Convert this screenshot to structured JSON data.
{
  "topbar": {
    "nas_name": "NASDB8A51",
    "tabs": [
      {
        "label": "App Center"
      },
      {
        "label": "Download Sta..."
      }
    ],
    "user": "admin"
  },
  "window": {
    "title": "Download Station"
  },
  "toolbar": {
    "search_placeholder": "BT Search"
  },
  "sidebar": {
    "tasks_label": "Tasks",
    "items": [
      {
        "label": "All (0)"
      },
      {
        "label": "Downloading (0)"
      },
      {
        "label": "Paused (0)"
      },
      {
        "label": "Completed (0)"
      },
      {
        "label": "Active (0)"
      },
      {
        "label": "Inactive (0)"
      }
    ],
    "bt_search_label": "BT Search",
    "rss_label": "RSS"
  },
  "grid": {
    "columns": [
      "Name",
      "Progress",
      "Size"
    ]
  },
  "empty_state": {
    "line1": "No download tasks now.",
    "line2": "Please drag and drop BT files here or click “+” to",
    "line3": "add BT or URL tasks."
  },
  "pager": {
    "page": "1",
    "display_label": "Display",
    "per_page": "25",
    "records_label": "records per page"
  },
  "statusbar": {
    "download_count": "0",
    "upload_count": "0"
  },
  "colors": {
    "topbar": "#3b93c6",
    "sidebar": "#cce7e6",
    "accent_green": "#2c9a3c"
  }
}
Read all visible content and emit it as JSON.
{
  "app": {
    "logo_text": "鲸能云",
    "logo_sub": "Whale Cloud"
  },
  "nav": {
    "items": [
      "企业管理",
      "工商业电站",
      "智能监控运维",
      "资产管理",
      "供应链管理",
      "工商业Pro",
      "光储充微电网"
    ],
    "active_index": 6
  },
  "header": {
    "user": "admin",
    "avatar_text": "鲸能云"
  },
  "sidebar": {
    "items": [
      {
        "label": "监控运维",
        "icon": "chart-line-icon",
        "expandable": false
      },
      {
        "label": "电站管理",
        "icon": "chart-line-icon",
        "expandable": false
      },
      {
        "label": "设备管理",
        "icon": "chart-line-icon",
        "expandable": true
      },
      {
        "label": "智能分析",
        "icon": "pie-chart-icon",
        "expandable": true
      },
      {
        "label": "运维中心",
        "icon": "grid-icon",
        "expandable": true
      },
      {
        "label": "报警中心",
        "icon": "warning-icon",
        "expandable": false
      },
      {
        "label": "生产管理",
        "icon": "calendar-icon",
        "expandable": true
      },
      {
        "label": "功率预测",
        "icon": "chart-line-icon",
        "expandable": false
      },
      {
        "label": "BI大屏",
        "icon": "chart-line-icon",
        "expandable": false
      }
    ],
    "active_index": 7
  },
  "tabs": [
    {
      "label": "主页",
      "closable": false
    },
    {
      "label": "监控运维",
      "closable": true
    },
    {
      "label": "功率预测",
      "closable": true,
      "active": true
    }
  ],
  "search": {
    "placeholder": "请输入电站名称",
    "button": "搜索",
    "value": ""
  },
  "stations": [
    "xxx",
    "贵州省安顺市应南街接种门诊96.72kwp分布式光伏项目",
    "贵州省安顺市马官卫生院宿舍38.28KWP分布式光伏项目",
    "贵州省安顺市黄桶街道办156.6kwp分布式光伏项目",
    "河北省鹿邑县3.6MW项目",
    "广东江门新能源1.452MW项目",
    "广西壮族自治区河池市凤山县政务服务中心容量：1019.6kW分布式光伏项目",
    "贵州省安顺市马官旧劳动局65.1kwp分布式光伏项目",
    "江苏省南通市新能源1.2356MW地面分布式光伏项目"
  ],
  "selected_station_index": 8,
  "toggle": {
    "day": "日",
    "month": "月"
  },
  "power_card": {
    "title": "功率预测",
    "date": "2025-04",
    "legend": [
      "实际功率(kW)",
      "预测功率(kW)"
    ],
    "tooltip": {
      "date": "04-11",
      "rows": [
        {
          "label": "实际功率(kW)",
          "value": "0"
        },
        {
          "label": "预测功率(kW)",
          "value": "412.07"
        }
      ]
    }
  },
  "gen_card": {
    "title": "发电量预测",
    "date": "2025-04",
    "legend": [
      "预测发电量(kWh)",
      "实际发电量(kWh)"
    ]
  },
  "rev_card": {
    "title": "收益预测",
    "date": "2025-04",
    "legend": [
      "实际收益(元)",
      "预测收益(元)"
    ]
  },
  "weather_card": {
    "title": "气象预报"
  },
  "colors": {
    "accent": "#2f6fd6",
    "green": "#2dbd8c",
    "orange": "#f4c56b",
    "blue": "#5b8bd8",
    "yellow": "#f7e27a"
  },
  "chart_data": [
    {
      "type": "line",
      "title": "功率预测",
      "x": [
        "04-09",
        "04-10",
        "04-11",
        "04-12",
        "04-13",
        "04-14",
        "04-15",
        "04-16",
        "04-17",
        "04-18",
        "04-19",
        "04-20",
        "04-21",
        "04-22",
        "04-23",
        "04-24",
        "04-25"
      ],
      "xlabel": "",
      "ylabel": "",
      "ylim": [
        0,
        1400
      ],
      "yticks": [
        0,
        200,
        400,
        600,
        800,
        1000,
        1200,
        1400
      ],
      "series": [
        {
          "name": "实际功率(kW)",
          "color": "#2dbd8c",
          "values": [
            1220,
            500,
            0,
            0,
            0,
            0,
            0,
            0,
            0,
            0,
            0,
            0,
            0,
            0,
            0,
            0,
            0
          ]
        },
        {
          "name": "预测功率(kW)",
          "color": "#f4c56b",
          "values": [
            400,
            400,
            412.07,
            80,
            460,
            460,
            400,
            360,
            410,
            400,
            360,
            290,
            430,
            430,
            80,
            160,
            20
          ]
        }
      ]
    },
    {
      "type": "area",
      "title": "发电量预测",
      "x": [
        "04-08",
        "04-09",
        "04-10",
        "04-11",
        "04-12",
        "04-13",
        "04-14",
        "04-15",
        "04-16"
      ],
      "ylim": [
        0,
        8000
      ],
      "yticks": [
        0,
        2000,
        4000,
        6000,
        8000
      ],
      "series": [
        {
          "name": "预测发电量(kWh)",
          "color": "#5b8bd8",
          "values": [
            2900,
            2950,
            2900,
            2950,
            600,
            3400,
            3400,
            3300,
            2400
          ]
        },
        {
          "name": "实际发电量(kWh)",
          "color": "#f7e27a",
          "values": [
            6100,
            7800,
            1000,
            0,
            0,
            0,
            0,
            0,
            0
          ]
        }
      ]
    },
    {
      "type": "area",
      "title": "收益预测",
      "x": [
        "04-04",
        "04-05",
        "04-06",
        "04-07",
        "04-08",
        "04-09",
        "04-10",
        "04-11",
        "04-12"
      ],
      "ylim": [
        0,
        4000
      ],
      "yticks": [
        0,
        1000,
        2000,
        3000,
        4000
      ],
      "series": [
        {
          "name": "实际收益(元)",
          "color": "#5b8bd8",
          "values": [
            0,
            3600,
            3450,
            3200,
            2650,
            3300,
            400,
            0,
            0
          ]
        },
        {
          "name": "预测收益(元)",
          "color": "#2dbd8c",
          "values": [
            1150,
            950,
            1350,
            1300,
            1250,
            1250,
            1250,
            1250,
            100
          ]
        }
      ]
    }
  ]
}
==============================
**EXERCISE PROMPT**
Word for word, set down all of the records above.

**TASK RESULT**
Convert this screenshot to structured JSON data.
{
  "topbar": {
    "nas_name": "NASDB8A51",
    "tabs": [
      {
        "label": "App Center"
      },
      {
        "label": "Download Sta..."
      }
    ],
    "user": "admin"
  },
  "window": {
    "title": "Download Station"
  },
  "toolbar": {
    "search_placeholder": "BT Search"
  },
  "sidebar": {
    "tasks_label": "Tasks",
    "items": [
      {
        "label": "All (0)"
      },
      {
        "label": "Downloading (0)"
      },
      {
        "label": "Paused (0)"
      },
      {
        "label": "Completed (0)"
      },
      {
        "label": "Active (0)"
      },
      {
        "label": "Inactive (0)"
      }
    ],
    "bt_search_label": "BT Search",
    "rss_label": "RSS"
  },
  "grid": {
    "columns": [
      "Name",
      "Progress",
      "Size"
    ]
  },
  "empty_state": {
    "line1": "No download tasks now.",
    "line2": "Please drag and drop BT files here or click “+” to",
    "line3": "add BT or URL tasks."
  },
  "pager": {
    "page": "1",
    "display_label": "Display",
    "per_page": "25",
    "records_label": "records per page"
  },
  "statusbar": {
    "download_count": "0",
    "upload_count": "0"
  },
  "colors": {
    "topbar": "#3b93c6",
    "sidebar": "#cce7e6",
    "accent_green": "#2c9a3c"
  }
}
Read all visible content and emit it as JSON.
{
  "app": {
    "logo_text": "鲸能云",
    "logo_sub": "Whale Cloud"
  },
  "nav": {
    "items": [
      "企业管理",
      "工商业电站",
      "智能监控运维",
      "资产管理",
      "供应链管理",
      "工商业Pro",
      "光储充微电网"
    ],
    "active_index": 6
  },
  "header": {
    "user": "admin",
    "avatar_text": "鲸能云"
  },
  "sidebar": {
    "items": [
      {
        "label": "监控运维",
        "icon": "chart-line-icon",
        "expandable": false
      },
      {
        "label": "电站管理",
        "icon": "chart-line-icon",
        "expandable": false
      },
      {
        "label": "设备管理",
        "icon": "chart-line-icon",
        "expandable": true
      },
      {
        "label": "智能分析",
        "icon": "pie-chart-icon",
        "expandable": true
      },
      {
        "label": "运维中心",
        "icon": "grid-icon",
        "expandable": true
      },
      {
        "label": "报警中心",
        "icon": "warning-icon",
        "expandable": false
      },
      {
        "label": "生产管理",
        "icon": "calendar-icon",
        "expandable": true
      },
      {
        "label": "功率预测",
        "icon": "chart-line-icon",
        "expandable": false
      },
      {
        "label": "BI大屏",
        "icon": "chart-line-icon",
        "expandable": false
      }
    ],
    "active_index": 7
  },
  "tabs": [
    {
      "label": "主页",
      "closable": false
    },
    {
      "label": "监控运维",
      "closable": true
    },
    {
      "label": "功率预测",
      "closable": true,
      "active": true
    }
  ],
  "search": {
    "placeholder": "请输入电站名称",
    "button": "搜索",
    "value": ""
  },
  "stations": [
    "xxx",
    "贵州省安顺市应南街接种门诊96.72kwp分布式光伏项目",
    "贵州省安顺市马官卫生院宿舍38.28KWP分布式光伏项目",
    "贵州省安顺市黄桶街道办156.6kwp分布式光伏项目",
    "河北省鹿邑县3.6MW项目",
    "广东江门新能源1.452MW项目",
    "广西壮族自治区河池市凤山县政务服务中心容量：1019.6kW分布式光伏项目",
    "贵州省安顺市马官旧劳动局65.1kwp分布式光伏项目",
    "江苏省南通市新能源1.2356MW地面分布式光伏项目"
  ],
  "selected_station_index": 8,
  "toggle": {
    "day": "日",
    "month": "月"
  },
  "power_card": {
    "title": "功率预测",
    "date": "2025-04",
    "legend": [
      "实际功率(kW)",
      "预测功率(kW)"
    ],
    "tooltip": {
      "date": "04-11",
      "rows": [
        {
          "label": "实际功率(kW)",
          "value": "0"
        },
        {
          "label": "预测功率(kW)",
          "value": "412.07"
        }
      ]
    }
  },
  "gen_card": {
    "title": "发电量预测",
    "date": "2025-04",
    "legend": [
      "预测发电量(kWh)",
      "实际发电量(kWh)"
    ]
  },
  "rev_card": {
    "title": "收益预测",
    "date": "2025-04",
    "legend": [
      "实际收益(元)",
      "预测收益(元)"
    ]
  },
  "weather_card": {
    "title": "气象预报"
  },
  "colors": {
    "accent": "#2f6fd6",
    "green": "#2dbd8c",
    "orange": "#f4c56b",
    "blue": "#5b8bd8",
    "yellow": "#f7e27a"
  },
  "chart_data": [
    {
      "type": "line",
      "title": "功率预测",
      "x": [
        "04-09",
        "04-10",
        "04-11",
        "04-12",
        "04-13",
        "04-14",
        "04-15",
        "04-16",
        "04-17",
        "04-18",
        "04-19",
        "04-20",
        "04-21",
        "04-22",
        "04-23",
        "04-24",
        "04-25"
      ],
      "xlabel": "",
      "ylabel": "",
      "ylim": [
        0,
        1400
      ],
      "yticks": [
        0,
        200,
        400,
        600,
        800,
        1000,
        1200,
        1400
      ],
      "series": [
        {
          "name": "实际功率(kW)",
          "color": "#2dbd8c",
          "values": [
            1220,
            500,
            0,
            0,
            0,
            0,
            0,
            0,
            0,
            0,
            0,
            0,
            0,
            0,
            0,
            0,
            0
          ]
        },
        {
          "name": "预测功率(kW)",
          "color": "#f4c56b",
          "values": [
            400,
            400,
            412.07,
            80,
            460,
            460,
            400,
            360,
            410,
            400,
            360,
            290,
            430,
            430,
            80,
            160,
            20
          ]
        }
      ]
    },
    {
      "type": "area",
      "title": "发电量预测",
      "x": [
        "04-08",
        "04-09",
        "04-10",
        "04-11",
        "04-12",
        "04-13",
        "04-14",
        "04-15",
        "04-16"
      ],
      "ylim": [
        0,
        8000
      ],
      "yticks": [
        0,
        2000,
        4000,
        6000,
        8000
      ],
      "series": [
        {
          "name": "预测发电量(kWh)",
          "color": "#5b8bd8",
          "values": [
            2900,
            2950,
            2900,
            2950,
            600,
            3400,
            3400,
            3300,
            2400
          ]
        },
        {
          "name": "实际发电量(kWh)",
          "color": "#f7e27a",
          "values": [
            6100,
            7800,
            1000,
            0,
            0,
            0,
            0,
            0,
            0
          ]
        }
      ]
    },
    {
      "type": "area",
      "title": "收益预测",
      "x": [
        "04-04",
        "04-05",
        "04-06",
        "04-07",
        "04-08",
        "04-09",
        "04-10",
        "04-11",
        "04-12"
      ],
      "ylim": [
        0,
        4000
      ],
      "yticks": [
        0,
        1000,
        2000,
        3000,
        4000
      ],
      "series": [
        {
          "name": "实际收益(元)",
          "color": "#5b8bd8",
          "values": [
            0,
            3600,
            3450,
            3200,
            2650,
            3300,
            400,
            0,
            0
          ]
        },
        {
          "name": "预测收益(元)",
          "color": "#2dbd8c",
          "values": [
            1150,
            950,
            1350,
            1300,
            1250,
            1250,
            1250,
            1250,
            100
          ]
        }
      ]
    }
  ]
}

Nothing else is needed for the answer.